Medigap Plan N is a relatively newer Medigap plan. It originated when the plans were re-standardized in 2010. That said, it has definitely picked up traction as one of the increasingly popular options among the Medigap plans. Plan N is a plan that offers a lower premium in exchange for some cost-sharing (i.e. out of pocket costs for the insured).

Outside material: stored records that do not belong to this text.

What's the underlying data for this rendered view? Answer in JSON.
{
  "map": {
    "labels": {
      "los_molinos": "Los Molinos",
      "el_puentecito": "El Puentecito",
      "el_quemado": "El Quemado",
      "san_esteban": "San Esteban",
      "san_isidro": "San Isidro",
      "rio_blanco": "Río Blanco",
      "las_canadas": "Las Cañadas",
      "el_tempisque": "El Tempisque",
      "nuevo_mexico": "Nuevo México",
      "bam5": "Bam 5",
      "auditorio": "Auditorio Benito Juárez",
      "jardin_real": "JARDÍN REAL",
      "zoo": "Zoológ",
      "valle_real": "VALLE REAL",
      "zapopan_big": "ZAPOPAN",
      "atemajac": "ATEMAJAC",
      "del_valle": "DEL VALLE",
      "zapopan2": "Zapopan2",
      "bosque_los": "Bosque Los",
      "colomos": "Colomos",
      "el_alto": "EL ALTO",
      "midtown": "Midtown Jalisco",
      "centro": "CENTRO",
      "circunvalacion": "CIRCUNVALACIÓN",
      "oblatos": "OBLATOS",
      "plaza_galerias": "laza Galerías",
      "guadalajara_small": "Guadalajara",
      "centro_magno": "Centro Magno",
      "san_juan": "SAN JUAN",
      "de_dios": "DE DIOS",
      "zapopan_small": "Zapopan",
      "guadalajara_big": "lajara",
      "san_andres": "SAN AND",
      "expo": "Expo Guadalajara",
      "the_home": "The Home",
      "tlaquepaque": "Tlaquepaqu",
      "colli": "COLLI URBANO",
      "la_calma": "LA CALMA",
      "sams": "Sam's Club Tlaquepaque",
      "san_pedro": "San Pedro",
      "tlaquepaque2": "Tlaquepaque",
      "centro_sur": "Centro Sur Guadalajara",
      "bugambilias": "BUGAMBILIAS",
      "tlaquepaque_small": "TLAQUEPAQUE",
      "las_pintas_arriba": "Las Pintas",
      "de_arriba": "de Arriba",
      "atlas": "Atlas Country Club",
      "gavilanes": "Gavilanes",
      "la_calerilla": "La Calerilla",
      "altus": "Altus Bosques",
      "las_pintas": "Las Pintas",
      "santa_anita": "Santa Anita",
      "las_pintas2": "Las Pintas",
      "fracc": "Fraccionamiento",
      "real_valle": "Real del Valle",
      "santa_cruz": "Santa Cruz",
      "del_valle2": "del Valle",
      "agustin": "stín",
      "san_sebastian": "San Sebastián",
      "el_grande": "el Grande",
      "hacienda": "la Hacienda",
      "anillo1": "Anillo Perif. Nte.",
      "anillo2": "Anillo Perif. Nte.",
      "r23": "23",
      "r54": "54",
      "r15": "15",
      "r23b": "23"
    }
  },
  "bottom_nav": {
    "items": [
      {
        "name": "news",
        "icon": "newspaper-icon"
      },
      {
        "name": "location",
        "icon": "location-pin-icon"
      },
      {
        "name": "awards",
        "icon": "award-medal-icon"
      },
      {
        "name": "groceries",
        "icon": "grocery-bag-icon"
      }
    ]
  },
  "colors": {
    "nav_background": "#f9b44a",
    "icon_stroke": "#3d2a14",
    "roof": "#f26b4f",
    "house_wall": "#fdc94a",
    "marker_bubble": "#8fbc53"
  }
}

Just like with any of the Medigap plans, it is important to remember the basics with Medigap insurance. First and foremost, the plans are Federally-standardized. So, a Plan N with one company will be identical to a Plan N with another company. They are not allowed to add/take away benefits from the benefits set forth on the Medigap coverage chart. Moreover, in addition to coverage being standardized, claims payments are as well. They are handled through the automated Medicare “crossover” system. Lastly, all doctors/hospitals that take Medicare will take any Medigap plan. There are no networks for Medigap plans.
So, what does Plan N cover, how does it work and is it the best Medigap plan for you?
What Does Medigap Plan N Cover?
First, let’s take a look at what Medigap Plan N covers. It is typically one of the lower-premium Medigap options, since it does have some cost-sharing. But it can definitely be a good deal in some areas and situations.
It is probably easier to talk about it from a standpoint of what does Plan N NOT cover. It does not cover the Medicare Part B deductible (currently $166/year for 2016). Also, it does not cover the Part B coinsurance in full – if you have Plan N, you are responsible for co-pays of up to $20 per doctor visit and $50 at the emergency room. Lastly, it does not cover the Medicare Part B Excess charges. Part B Excess charges are when a doctor does not accept the Medicare payment schedule as payment in full. They are allowed to charge up to 15% above that Medicare payment schedule. There are few states where this is prohibited (more about this later).
So what does Plan N cover:
- Medicare Part A coinsurance and hospital costs (up to an additional 365 days after Medicare benefits are used)
- Blood (first 3 pints)
- Part A hospice care coinsurance or copayment
- Skilled nursing facility care coinsurance
- Part A deductible
- Foreign travel emergency
So, with Plan N, there is more uncertainty as far as your total out of pocket costs than there would on other plans, such as Plan G or Plan F. That said, premiums on Plan N are typically $15-30/month lower than premiums on Plan G and can be as much as $50/month lower than Plan F premiums. So if you are not going to the doctor much, it may make sense for you.
How Does Medigap Plan N Work?
Medigap Plan N is a standardized Medigap plan. As such, it works just like Plan F, Plan G and the other plans. All of the claims are automated and paid through the Medicare “crossover” system. There’s no involvement by the insured in the claims process except in rare cases.
Thee is more cost-sharing with Plan N, though, obviously. On Medigap Plan N, you would meet the deductible first. The way this typically works is that you go to the doctor and the doctor files the claim to Medicare. Once Medicare responds that you have not met the deductible, the doctor’s office will bill you for up to $166 in a calendar year. If you have met the deductible, they will bill you for the co-pay amount. In some cases, once you are established, they will collect the co-pay from you at the time of service, but typically this is done after the claim has been filed to Medicare.
You can, of course, go to any doctor/hospital nationwide if you have Plan N. As long as a doctor accepts Medicare, they will also accept your Medigap plan.
Is Medigap Plan N a Good Deal for You?
Plan N can be a particularly good option for those in good health or those that do not go to the doctor much. You can look at the premium savings you would receive by going with Plan N, subtract out the deductible and add in as many co-pays as you would have in an average year. The only variable is the Part B Excess charges. You can usually call your primary physician or other physicians you see regularly to find out if they accept Medicare “assignment”. If they do not, that means that they can charge these excess charges. So that’s a good idea if you are considering Plan N.
One additional consideration that many people do not realize is that you have to ‘qualify medically’ to change Medigap plans after your initial turning 65 open enrollment period. Contrary to popular misconception, there is not an annual enrollment period that allows you to change plans. You can change Medigap plans at any time, but you have to answer medical questions and qualify to do so. This is important to understand because, if you choose Medigap Plan N, you should feel comfortable with it long-term. If your health changes, it’s possible you would not be eligible to switch to one of the other plans.
There are many companies that are now offering this plan as it has become a viable alternative for some people. It is advisable to compare costs extensively with a broker or by calling each company, as costs can vary as much as 50% for the exact same coverage.
If you have any questions about this information or would like to speak to someone, contact us (form to the right on this page) or call us at 877.506.3378.